There are many classic golf courses in the area north of New York City, but few can claim beachfront property. The Mahopac Golf and Beach Club was founded very early in American golf history, when Tom Bendelow laid out just six holes for the club during 1893. More than 20 years later, another architect with significant New York history — Devereux Emmet — came and created a full 18 for the club. The course remains rooted in history more than 100 years after Emmet left, playing a touch over 6,500 yards from the back tees.
The majority of the holes play north or south, but one of the most notable holes is also one of the exceptions: No. 4, a 375-yard par four, plays east-to-west to offer the best views of the title lake’s waterfront down below. This is also one of just two holes that plays south of the clubhouse.

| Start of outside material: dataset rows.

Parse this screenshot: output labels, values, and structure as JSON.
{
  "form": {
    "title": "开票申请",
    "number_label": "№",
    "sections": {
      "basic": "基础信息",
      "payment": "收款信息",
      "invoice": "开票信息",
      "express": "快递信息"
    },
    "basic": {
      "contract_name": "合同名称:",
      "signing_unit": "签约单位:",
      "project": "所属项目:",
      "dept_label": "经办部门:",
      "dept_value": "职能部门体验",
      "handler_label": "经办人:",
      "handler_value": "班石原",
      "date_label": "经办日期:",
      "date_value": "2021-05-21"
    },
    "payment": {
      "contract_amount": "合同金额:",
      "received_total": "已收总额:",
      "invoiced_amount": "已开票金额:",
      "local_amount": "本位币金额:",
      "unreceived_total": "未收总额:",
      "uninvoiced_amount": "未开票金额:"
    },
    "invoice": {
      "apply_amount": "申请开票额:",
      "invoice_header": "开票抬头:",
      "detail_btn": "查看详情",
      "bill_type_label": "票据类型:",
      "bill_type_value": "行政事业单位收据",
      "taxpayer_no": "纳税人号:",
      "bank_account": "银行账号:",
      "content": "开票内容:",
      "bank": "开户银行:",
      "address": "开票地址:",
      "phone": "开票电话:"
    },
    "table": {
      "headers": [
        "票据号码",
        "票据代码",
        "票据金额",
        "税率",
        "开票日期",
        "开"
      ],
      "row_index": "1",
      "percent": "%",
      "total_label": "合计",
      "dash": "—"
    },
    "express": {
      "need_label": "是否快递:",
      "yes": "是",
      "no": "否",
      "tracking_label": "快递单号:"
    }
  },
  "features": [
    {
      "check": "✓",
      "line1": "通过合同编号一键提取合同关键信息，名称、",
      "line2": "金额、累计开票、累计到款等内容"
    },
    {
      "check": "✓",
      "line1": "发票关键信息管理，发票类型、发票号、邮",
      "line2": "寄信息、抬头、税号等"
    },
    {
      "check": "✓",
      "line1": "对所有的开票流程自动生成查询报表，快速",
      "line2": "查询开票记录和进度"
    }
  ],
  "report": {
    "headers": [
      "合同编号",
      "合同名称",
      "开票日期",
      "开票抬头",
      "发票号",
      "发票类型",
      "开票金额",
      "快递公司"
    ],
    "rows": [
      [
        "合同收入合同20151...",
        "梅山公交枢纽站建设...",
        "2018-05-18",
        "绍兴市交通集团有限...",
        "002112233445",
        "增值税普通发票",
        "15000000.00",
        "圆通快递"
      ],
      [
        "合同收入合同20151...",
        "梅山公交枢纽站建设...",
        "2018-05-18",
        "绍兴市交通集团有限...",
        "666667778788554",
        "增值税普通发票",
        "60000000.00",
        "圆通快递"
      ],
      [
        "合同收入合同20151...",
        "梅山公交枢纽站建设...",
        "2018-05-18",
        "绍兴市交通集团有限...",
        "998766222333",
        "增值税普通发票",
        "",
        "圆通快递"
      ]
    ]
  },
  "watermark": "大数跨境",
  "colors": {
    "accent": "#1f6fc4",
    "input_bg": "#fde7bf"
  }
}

No. 9 features some of Emmet’s signature bunkering, featuring three small, irregular bunkers, surrounded by second cut. Not so strange a setup, it seems, until you consider that this collection is sitting in the middle of the fairway at the elbow of a dogleg left.
Mahopac is a layout worthy of a visit. The holes are quite varied but the main shortcoming is a routing that features holes mainly from south/north and north/south. Only the 3rd and 4th holes go differently. The bulk of the course plays down and up a hillside. The uphill par-4 2nd is a gem of a hole. Out-of-bounds is on the left side and the fairway tilts that way. The smallish green is well-protected and the internal green movement are challenging.
The club does feature a beach club but none of the golf actually touches it.
It's too bad that type of hole is not on the agenda for much of the layout.
Kudos to Ken Dye for the very deep greenside bunkers. They are to be avoided at all costs especially when the pin placement is near them.
The long par-5 7th is also a treat to play. This time you start from an elevated tee and descend into a fairway that moves left. Pity the hapless player who loses the tee shot to the left. The par-3 8th is also a nice touch. The single large bunker to the green's right is exceptional. Too bad the putting surface lacks any serious riddles to discern.
The uphill dog-leg left par-4 9th concludes the outward half in fine fashion. Here you encounter a hole with plenty of character. The green sits above the fairway and puts a premium in securing the right position in the fairway.
The inward half follows the same formula -- heading downhill before going through a few holes on flattish land before reversing course and heading upwards back to the clubhouse area for the final two holes.
Mahopac is well-served by the bunkering that Dye improved but it's too bad the routing could not have been a bit more inventive.
M. James Ward